(Data to use)

——

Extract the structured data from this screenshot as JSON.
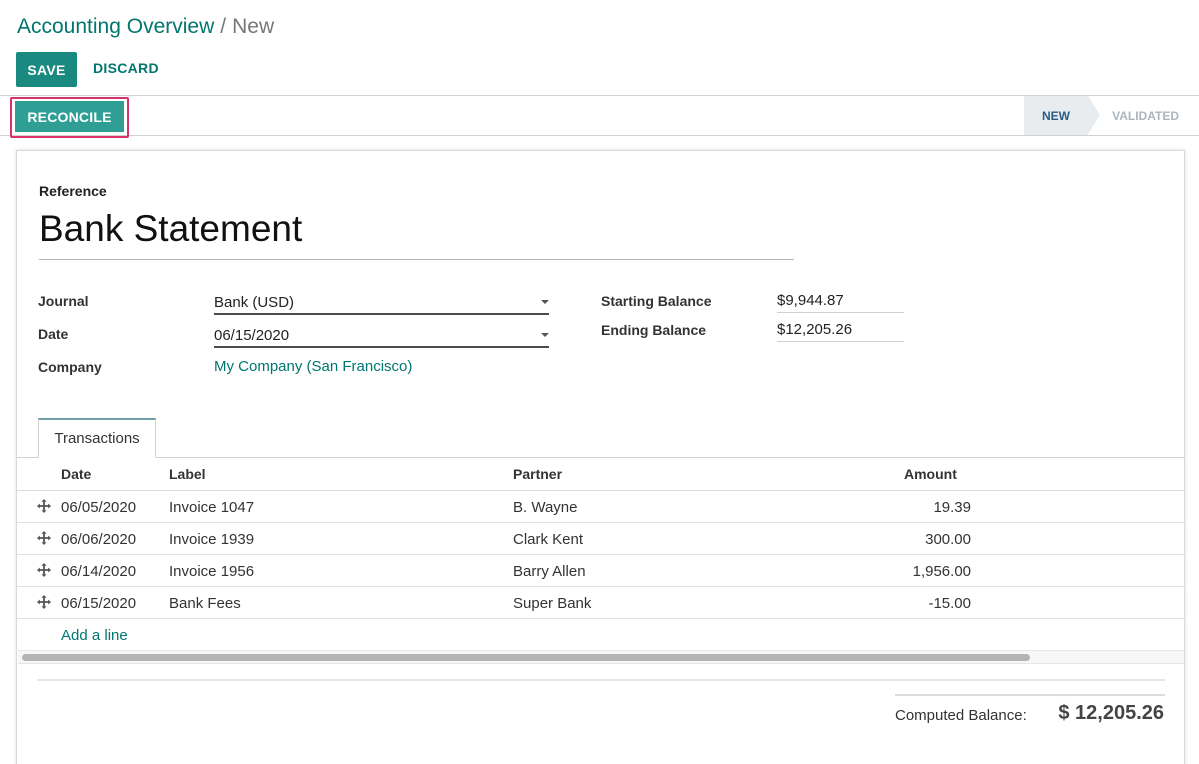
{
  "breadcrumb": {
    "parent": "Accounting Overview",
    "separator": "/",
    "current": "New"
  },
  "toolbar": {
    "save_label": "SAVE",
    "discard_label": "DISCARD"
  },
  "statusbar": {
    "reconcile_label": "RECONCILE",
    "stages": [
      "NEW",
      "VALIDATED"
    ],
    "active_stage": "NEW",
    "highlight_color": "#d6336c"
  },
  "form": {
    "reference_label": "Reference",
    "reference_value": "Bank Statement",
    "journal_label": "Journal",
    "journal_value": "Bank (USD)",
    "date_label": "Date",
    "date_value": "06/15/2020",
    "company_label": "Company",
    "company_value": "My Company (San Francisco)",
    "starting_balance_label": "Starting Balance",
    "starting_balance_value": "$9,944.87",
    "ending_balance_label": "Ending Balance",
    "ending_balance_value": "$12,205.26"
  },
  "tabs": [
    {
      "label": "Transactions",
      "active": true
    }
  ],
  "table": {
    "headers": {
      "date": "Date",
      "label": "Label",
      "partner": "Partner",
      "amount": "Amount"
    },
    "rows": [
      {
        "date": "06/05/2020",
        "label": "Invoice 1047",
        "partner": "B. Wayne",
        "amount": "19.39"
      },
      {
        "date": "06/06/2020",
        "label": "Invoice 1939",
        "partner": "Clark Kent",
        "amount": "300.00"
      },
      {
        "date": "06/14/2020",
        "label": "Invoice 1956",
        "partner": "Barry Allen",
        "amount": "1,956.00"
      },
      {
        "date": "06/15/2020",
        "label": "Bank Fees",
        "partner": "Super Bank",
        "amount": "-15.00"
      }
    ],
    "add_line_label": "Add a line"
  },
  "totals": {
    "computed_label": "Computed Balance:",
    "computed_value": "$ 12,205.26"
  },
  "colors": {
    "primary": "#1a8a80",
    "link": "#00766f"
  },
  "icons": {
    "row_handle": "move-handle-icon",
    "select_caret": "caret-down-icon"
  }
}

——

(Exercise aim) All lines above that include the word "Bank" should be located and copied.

(Exercise solution)
    "reference_value": "Bank Statement",
    "journal_value": "Bank (USD)",
        "label": "Bank Fees",
        "partner": "Super Bank",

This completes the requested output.